What this task involves →
From the records below, please return each line that holds the word "data".

· · · · · · ·

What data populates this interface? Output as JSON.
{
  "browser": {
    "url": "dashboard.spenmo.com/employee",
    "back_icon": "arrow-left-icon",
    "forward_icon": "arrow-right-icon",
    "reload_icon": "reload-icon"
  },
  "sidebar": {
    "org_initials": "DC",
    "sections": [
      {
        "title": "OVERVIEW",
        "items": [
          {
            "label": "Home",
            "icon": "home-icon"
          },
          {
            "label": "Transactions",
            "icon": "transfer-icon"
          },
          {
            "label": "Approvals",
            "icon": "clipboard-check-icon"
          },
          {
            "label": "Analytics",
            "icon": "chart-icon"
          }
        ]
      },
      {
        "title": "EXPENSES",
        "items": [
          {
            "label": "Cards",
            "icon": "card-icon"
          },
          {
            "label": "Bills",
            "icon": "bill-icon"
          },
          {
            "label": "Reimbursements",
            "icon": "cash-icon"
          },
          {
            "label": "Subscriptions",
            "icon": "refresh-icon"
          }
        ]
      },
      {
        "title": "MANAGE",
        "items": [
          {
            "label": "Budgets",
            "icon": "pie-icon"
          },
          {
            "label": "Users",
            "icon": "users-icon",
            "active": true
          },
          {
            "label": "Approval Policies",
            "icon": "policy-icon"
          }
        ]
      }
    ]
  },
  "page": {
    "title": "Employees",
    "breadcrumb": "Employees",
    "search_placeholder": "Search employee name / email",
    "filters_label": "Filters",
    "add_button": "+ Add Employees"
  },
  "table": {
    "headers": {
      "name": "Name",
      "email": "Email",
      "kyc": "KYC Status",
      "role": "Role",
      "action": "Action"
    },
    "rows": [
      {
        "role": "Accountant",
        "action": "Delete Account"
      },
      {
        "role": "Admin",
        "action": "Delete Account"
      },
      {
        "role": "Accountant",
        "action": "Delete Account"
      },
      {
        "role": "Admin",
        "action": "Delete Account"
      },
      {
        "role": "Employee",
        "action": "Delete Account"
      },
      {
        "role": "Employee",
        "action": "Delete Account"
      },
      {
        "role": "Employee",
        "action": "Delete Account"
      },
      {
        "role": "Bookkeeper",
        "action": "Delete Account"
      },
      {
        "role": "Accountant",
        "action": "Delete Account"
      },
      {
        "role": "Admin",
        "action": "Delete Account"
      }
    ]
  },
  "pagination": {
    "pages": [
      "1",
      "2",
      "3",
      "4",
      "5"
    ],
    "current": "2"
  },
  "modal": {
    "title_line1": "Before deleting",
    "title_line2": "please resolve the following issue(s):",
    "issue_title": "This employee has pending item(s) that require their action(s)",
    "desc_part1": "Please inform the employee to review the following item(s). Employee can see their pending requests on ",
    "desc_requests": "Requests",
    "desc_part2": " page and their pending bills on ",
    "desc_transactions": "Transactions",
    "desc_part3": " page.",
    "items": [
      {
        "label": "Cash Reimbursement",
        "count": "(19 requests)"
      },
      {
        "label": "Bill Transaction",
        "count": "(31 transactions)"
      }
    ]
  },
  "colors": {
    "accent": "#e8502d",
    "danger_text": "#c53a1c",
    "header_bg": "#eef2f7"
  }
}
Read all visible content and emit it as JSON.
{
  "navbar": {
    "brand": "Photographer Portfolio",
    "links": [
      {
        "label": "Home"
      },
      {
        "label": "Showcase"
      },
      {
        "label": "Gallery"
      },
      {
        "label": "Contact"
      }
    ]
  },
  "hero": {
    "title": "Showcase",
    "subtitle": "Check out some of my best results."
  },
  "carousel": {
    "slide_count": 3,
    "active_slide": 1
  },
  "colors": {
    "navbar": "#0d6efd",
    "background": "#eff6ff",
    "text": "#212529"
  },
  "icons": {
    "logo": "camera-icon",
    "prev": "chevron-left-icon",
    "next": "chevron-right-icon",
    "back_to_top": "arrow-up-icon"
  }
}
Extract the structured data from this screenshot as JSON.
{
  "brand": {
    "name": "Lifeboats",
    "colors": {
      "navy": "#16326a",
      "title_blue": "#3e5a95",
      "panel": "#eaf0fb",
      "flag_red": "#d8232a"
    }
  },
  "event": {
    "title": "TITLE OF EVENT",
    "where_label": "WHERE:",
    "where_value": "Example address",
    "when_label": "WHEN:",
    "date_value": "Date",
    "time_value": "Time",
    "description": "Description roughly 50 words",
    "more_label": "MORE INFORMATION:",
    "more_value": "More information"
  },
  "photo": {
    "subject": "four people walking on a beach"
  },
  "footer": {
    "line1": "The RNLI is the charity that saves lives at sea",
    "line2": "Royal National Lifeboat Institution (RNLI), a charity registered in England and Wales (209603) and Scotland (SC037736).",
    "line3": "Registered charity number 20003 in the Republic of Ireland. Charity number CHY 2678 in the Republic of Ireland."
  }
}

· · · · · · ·

Response →
What data populates this interface? Output as JSON.
Extract the structured data from this screenshot as JSON.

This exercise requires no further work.